Despair Over Income Disparity

During his annual State of the Union address President Obama identified the growing income disparity in our country as a major problem we should do something about. This is apparently going to become the mantra of the Democrats for the November elections.It’s going to be a long year. The income disparity is one of those fuzzy issues that lends itself to demagoguery. Everyone seems to agree the disparity is too big, but no one says how big it ought to be. Surely we don’t want everyone to have the same income. That vision got a workout in the last century. The results were poor. Income inequality is as American as pizza. We assume people with a lot on the ball should earn more money than slackers.
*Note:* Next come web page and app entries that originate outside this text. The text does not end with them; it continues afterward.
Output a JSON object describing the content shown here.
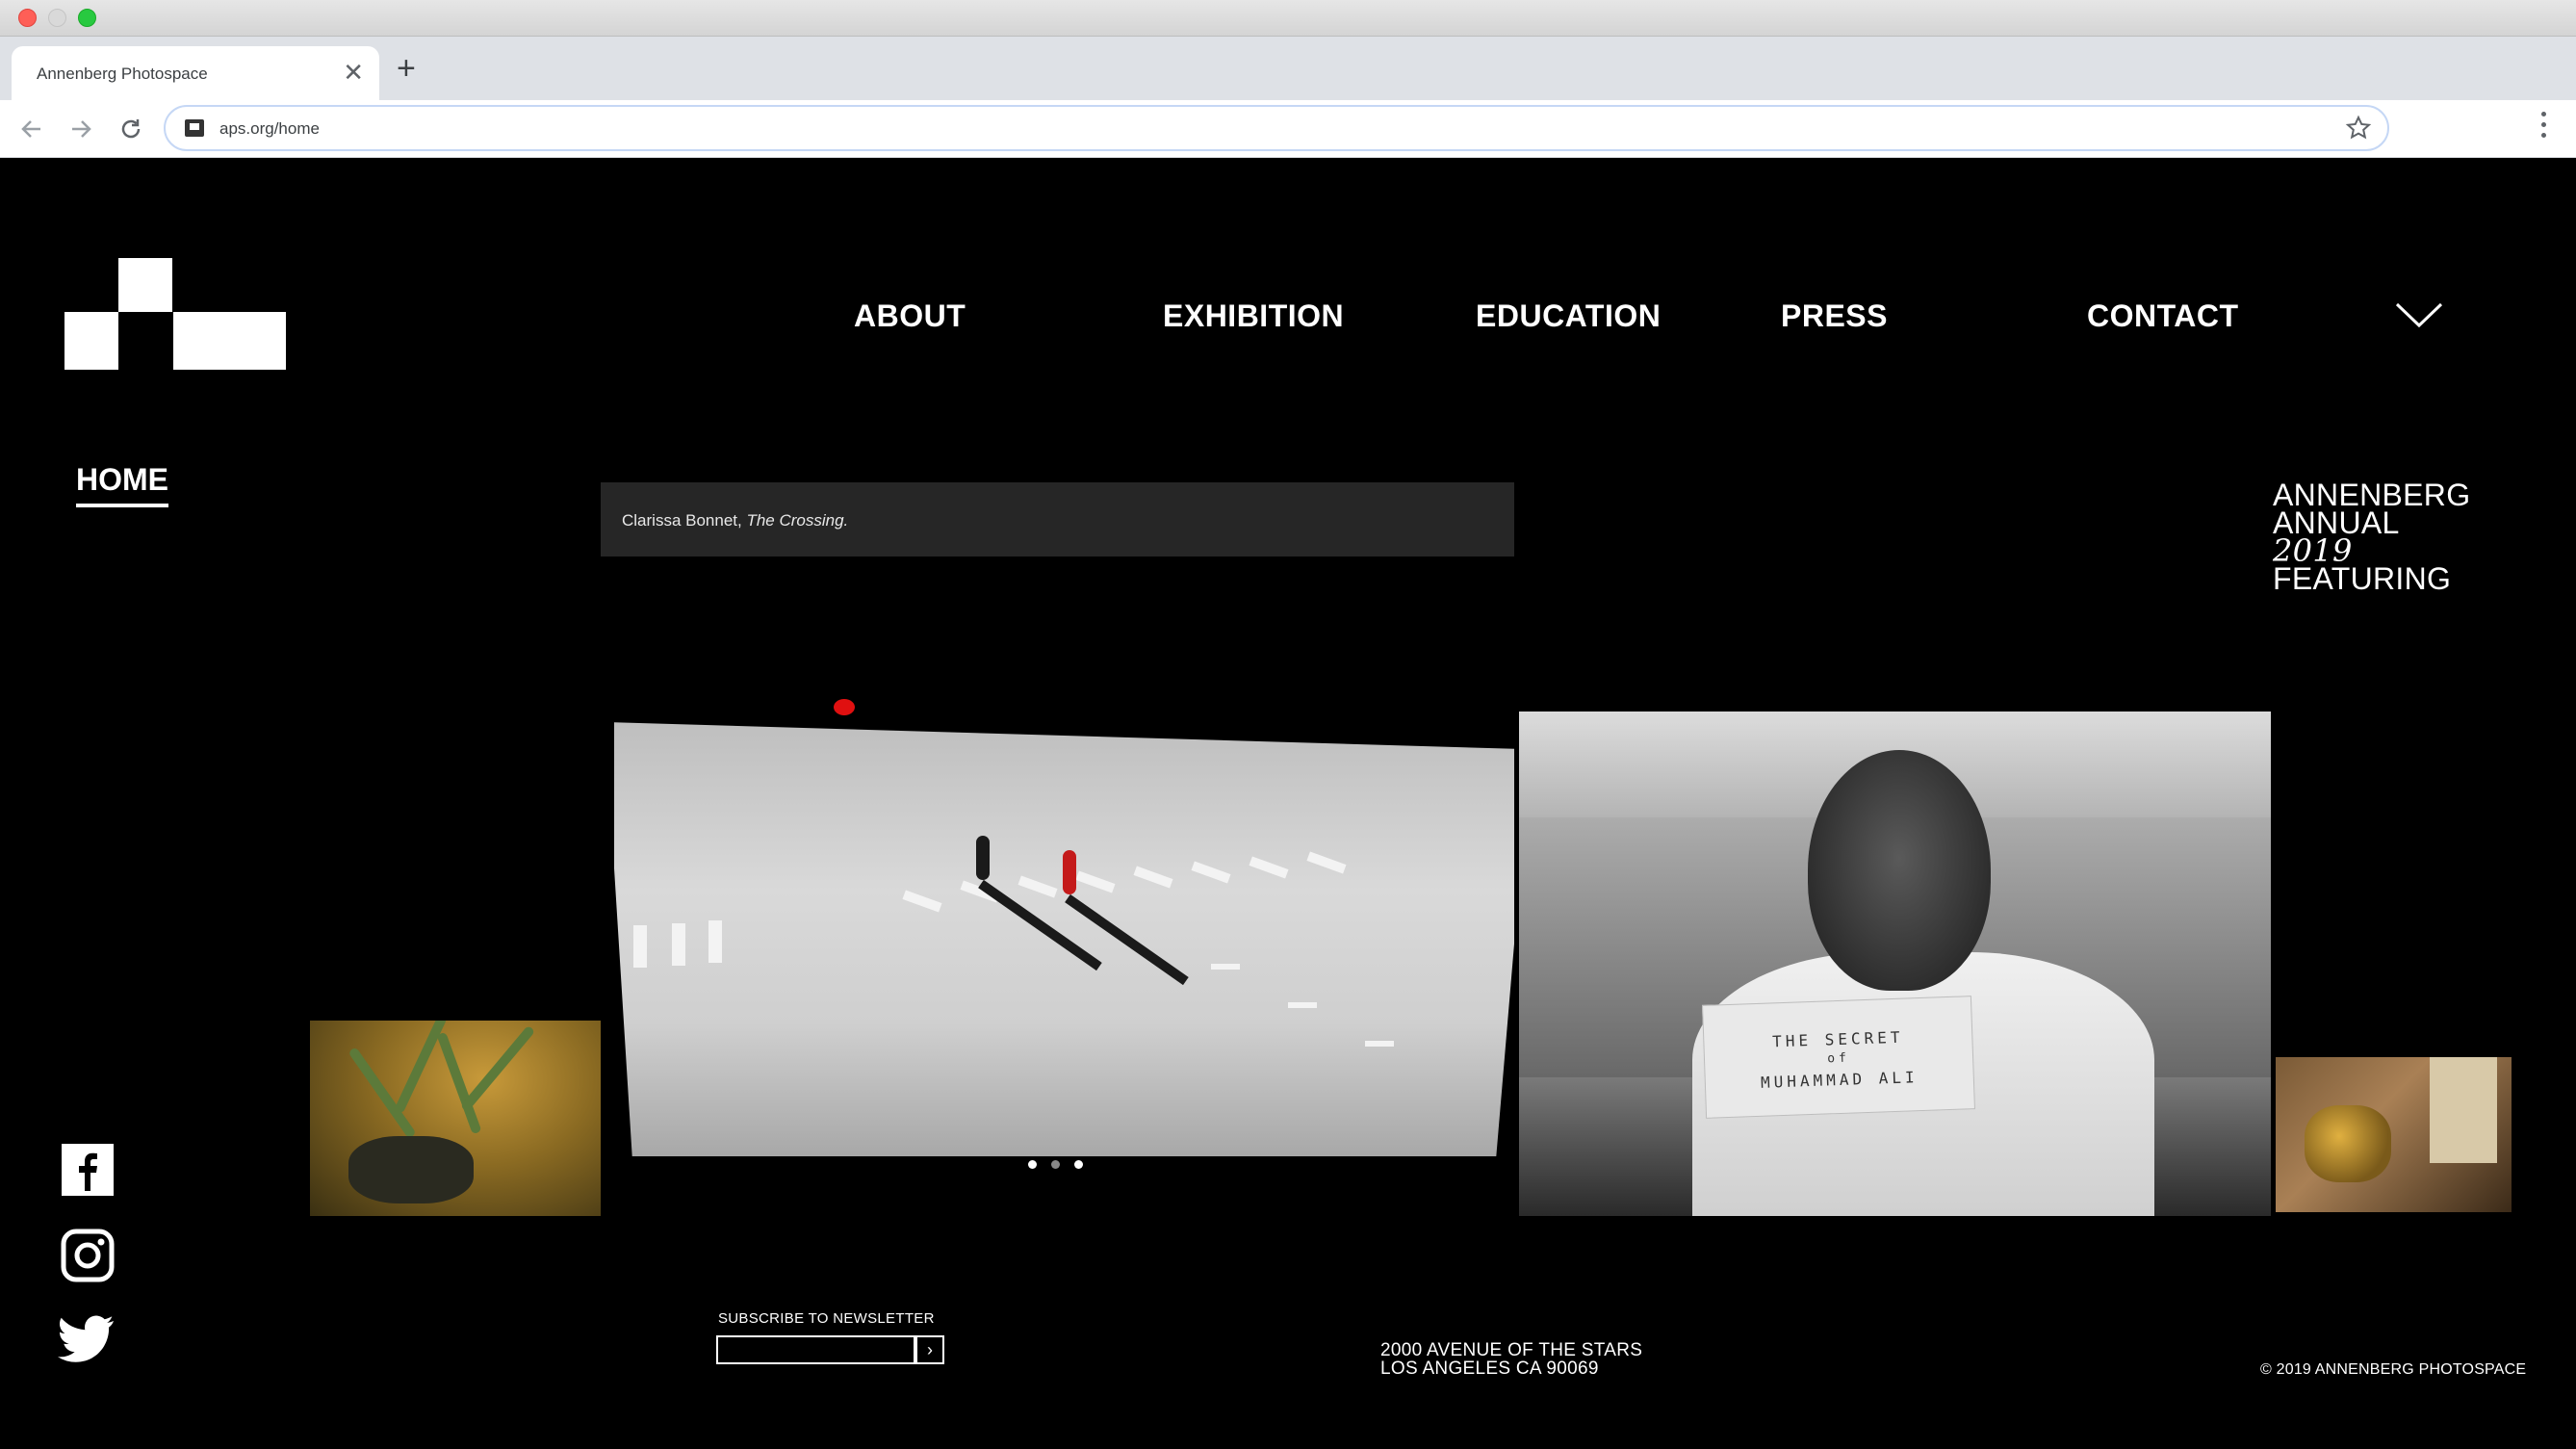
{
  "browser": {
    "tab_title": "Annenberg Photospace",
    "tab_close": "✕",
    "new_tab": "+",
    "url": "aps.org/home",
    "icons": {
      "back": "back-arrow-icon",
      "forward": "forward-arrow-icon",
      "reload": "reload-icon",
      "star": "star-icon",
      "menu": "more-vert-icon"
    }
  },
  "nav": {
    "items": [
      {
        "label": "ABOUT"
      },
      {
        "label": "EXHIBITION"
      },
      {
        "label": "EDUCATION"
      },
      {
        "label": "PRESS"
      },
      {
        "label": "CONTACT"
      }
    ]
  },
  "sidebar": {
    "home": "HOME"
  },
  "hero": {
    "caption_author": "Clarissa Bonnet, ",
    "caption_title": "The Crossing.",
    "ali_card_line1": "THE  SECRET",
    "ali_card_line2": "of",
    "ali_card_line3": "MUHAMMAD  ALI",
    "slides_total": 3,
    "slide_active": 1
  },
  "feature": {
    "line1": "ANNENBERG",
    "line2": "ANNUAL",
    "year": "2019",
    "line4": "FEATURING"
  },
  "social": [
    "facebook-icon",
    "instagram-icon",
    "twitter-icon"
  ],
  "footer": {
    "newsletter_label": "SUBSCRIBE TO NEWSLETTER",
    "newsletter_value": "",
    "newsletter_btn": "›",
    "address_line1": "2000 AVENUE OF THE STARS",
    "address_line2": "LOS ANGELES CA 90069",
    "copyright": "© 2019 ANNENBERG PHOTOSPACE"
  },
  "colors": {
    "page_bg": "#000000",
    "text": "#ffffff",
    "caption_bg": "#262626",
    "signal_red": "#e01010"
  }
}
But how much more? There is no credible answer, nor is there any consensus regarding what we should do about the growing income disparity.
We hear a lot about curbing the excessive compensation of corporate CEOs, which generally speaking would be a good idea. Some of these guys are giving greed a bad name. But that would not rectify the problem. Also, raising the minimum wage is another red herring. Less than 3 percent of workers earn the minimum wage and most of those are middle class kids in their first jobs. Raising the minimum wage may be a good idea but it will not impact the income gap.

Likewise, raising taxes on the rich might have some impact, but not much. In 2013, the top 1 percent of wage earners paid 30 percent of tax revenues. The bottom 20 percent paid no federal taxes. We can tweak that balance but all our tweaking will not close the income disparity.

The real problem of course is not one of income but rather social and economic mobility. As long as people see reasonable hope for a better future, our nation will prosper. Unfortunately, opportunities for advancement are increasingly scarce for many people, especially those with limited education and few job skills. A major part of that stems from the loss of millions of low skill manufacturing jobs that once offered people with minimal qualifications relatively easy access to the middle class. We have a great potential to employ more people in well-paying manufacturing jobs, but jobs in modern manufacturing require advanced education and training that most of the displaced manufacturing workers simply do not have.

In sum, we are left with a growing wealth gap between the top and bottom. What are we to do about it? Should we do anything? I extol the importance of education, but too much of our higher education today is failing to endow students with marketable work skills in our rapidly changing economy. Today 15 percent of cab drivers in the U.S. have college degrees. Applications to four year universities are declining and for good reason.

The growing income disparity is a result of a stubborn unemployment that reasonable people working together can solve. One solution is a coherent program for training people of all ages for jobs that actually exist and offer potential for personal growth. The business community would eagerly join forces with government in support of such an initiative if it were truly bi-partisan, professionally led and based upon practical incentives.
In his State of the Union address, the President also called upon Vice President Joe Biden to lead an effort to rationalize federal job training programs. Without question, the plethora of federal job training programs is a mass of confusion and wasteful duplication. The Government Accountability Office had identified 47 job training programs in nine agencies that spent $18 billion in 2009. The House Education and Workforce Committee says the GAO left out at least nine programs.

And of course these are just federal programs we’re talking about. There are hundreds more at the state and local level, and even more in the private sector – including the Manufacturing Institute’s “Dream It, Do It” initiative of the Manufacturing Institute that is doing great work. It may be that the best training programs are in fact at the state and local level.

We have faced bigger challenges than the income gap. What we need is less demagoguery, more rational analysis and perhaps a bit of leadership.